Due to their similarity and proximity along strike the rocks of Anglesey and the southeast corner of Ireland have long been the subject of comparison. The most frequent correlation is between the sedimentary and metasedimentary successions which lie northwest of the central gneisses in Anglesey and the Rosslare Complex in southeast Ireland. Crimes & Dhonau (1967) considered the Cullens-town Formation to have a correlative in the South Stack Group of Holy Island due to their lithological similarity and comparable complex deformation history. However, Barber & Max (1979) considered the style of deformation and metamorphic grade of the Cullenstown Formation to be more reminiscent of the New Harbour Group.

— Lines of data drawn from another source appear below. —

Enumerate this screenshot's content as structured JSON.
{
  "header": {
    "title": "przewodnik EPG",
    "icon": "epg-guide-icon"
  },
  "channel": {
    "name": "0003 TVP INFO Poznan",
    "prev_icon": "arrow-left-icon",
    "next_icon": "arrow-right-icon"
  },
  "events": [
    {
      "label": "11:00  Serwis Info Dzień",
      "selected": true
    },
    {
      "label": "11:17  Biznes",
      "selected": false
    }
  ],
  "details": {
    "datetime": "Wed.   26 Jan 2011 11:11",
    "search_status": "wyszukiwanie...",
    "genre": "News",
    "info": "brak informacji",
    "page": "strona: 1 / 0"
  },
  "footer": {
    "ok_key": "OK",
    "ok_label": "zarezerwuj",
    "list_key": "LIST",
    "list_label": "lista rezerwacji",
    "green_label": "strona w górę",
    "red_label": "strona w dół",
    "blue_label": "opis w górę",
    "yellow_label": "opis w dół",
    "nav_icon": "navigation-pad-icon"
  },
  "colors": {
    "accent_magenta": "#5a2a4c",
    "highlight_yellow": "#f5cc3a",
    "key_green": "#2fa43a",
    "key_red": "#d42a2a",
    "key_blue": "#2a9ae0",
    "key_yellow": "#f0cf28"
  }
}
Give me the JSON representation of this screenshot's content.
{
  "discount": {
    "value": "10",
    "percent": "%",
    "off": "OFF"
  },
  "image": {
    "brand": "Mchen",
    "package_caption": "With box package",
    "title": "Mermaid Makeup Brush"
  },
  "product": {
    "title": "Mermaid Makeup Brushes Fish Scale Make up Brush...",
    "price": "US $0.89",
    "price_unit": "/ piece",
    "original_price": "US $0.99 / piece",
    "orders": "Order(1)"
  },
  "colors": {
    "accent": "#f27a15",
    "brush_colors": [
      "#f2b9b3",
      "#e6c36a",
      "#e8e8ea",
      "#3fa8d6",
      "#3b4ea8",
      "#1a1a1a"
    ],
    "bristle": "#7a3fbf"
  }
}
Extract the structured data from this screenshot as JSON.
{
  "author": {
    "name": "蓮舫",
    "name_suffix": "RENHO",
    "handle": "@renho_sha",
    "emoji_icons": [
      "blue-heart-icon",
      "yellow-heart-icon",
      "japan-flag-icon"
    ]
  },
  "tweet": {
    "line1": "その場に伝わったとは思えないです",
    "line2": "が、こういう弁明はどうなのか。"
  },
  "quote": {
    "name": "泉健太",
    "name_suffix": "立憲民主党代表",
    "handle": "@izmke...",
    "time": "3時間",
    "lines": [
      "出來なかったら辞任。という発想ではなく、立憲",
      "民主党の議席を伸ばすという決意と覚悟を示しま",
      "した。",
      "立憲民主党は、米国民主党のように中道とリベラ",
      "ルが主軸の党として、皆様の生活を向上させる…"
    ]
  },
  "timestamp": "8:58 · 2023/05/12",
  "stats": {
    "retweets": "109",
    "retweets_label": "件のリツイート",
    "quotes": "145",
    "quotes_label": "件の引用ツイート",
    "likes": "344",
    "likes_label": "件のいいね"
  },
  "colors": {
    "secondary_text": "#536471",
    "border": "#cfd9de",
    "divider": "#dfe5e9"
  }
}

Until recently the Monian Supergroup in Anglesey was believed to be Precambrian and as such could only be correlated with Precambrian rocks in southeast Ireland. With the recognition of Lower Cambrian microfossils (Muir et al. 1979) in the Gwna Group, there emerged the possibility that much of the Monian Supergroup is Lower Palaeozoic, and thus that correlation may be attempted with younger rocks in southeast Ireland. Recent work in southeast Ireland makes a more detailed comparison between the two areas possible. Much of the stratigraphic terminology used here is newly introduced and will be formally defined in forthcoming papers.

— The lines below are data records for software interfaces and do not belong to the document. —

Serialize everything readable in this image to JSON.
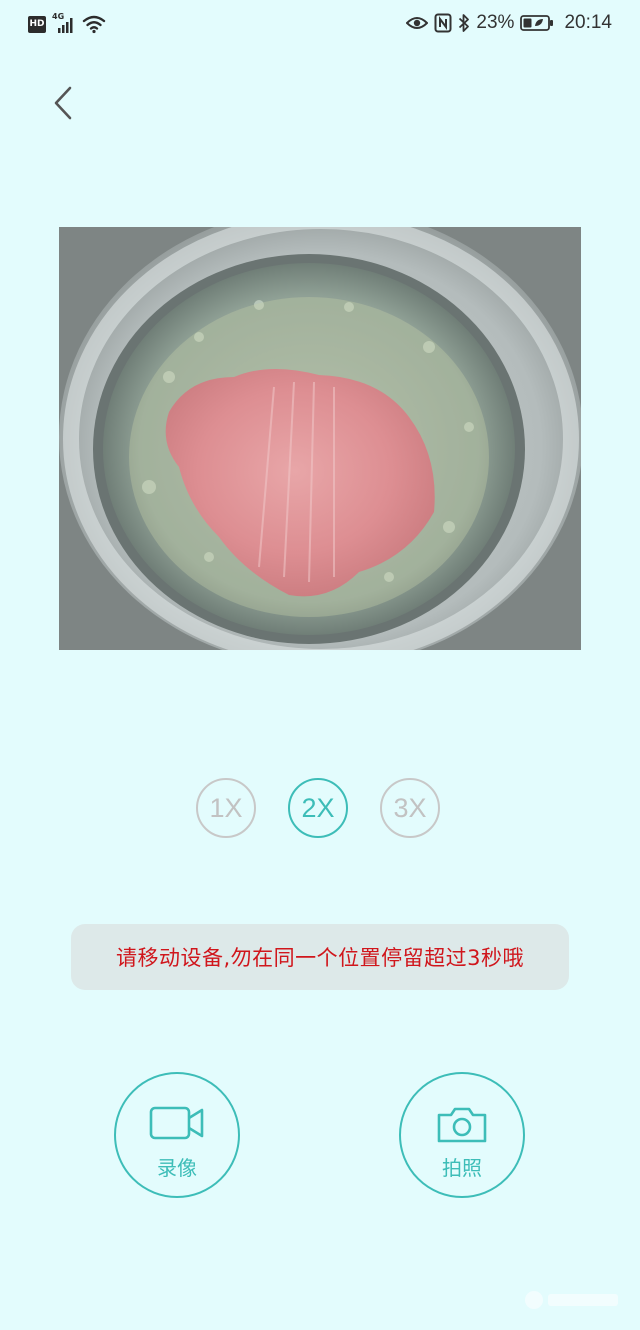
{
  "status_bar": {
    "hd_badge": "HD",
    "network": "4G",
    "battery_percent": "23%",
    "time": "20:14",
    "icons": [
      "hd-icon",
      "signal-icon",
      "wifi-icon",
      "eye-icon",
      "nfc-icon",
      "bluetooth-icon",
      "battery-icon"
    ]
  },
  "navigation": {
    "back_icon": "chevron-left-icon"
  },
  "camera_preview": {
    "description_icon": "camera-feed"
  },
  "zoom": {
    "options": [
      "1X",
      "2X",
      "3X"
    ],
    "selected": "2X",
    "active_color": "#3dbdb8",
    "inactive_color": "#c2c2c2"
  },
  "hint": {
    "text": "请移动设备,勿在同一个位置停留超过3秒哦",
    "color": "#d0161c"
  },
  "actions": {
    "record_label": "录像",
    "photo_label": "拍照",
    "record_icon": "video-camera-icon",
    "photo_icon": "camera-icon"
  },
  "colors": {
    "background": "#e3fcfd",
    "accent": "#3dbdb8"
  }
}
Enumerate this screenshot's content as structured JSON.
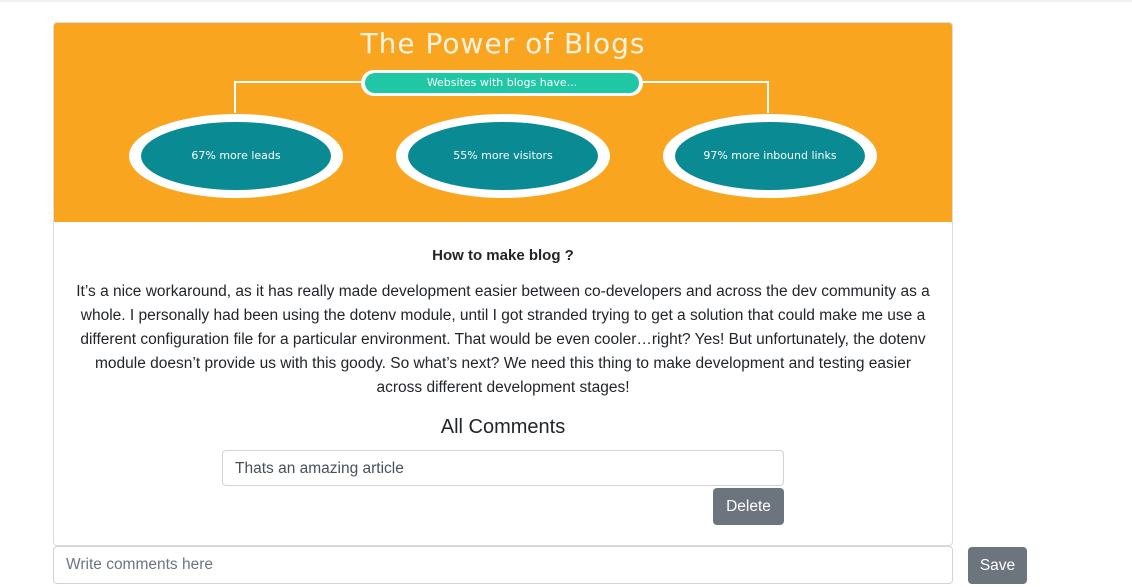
{
  "banner": {
    "title": "The Power of Blogs",
    "pill": "Websites with blogs have...",
    "stats": [
      "67% more leads",
      "55% more visitors",
      "97% more inbound links"
    ],
    "colors": {
      "background": "#f9a51f",
      "pill": "#1fc7a5",
      "circle": "#0a8b93"
    }
  },
  "post": {
    "title": "How to make blog ?",
    "body": "It’s a nice workaround, as it has really made development easier between co-developers and across the dev community as a whole. I personally had been using the dotenv module, until I got stranded trying to get a solution that could make me use a different configuration file for a particular environment. That would be even cooler…right? Yes! But unfortunately, the dotenv module doesn’t provide us with this goody. So what’s next? We need this thing to make development and testing easier across different development stages!"
  },
  "comments": {
    "heading": "All Comments",
    "items": [
      {
        "text": "Thats an amazing article",
        "delete_label": "Delete"
      }
    ]
  },
  "new_comment": {
    "placeholder": "Write comments here",
    "value": "",
    "save_label": "Save"
  },
  "colors": {
    "button": "#6c757d",
    "border": "#ced4da"
  }
}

On the basis of lithological correlation it is possible to demonstrate that the Cullenstown Formation is an integral part of the Cambrian Cahore Group (Crimes & Crossley 1968), and that its structure is not incompatable with that developed elsewhere in that group. The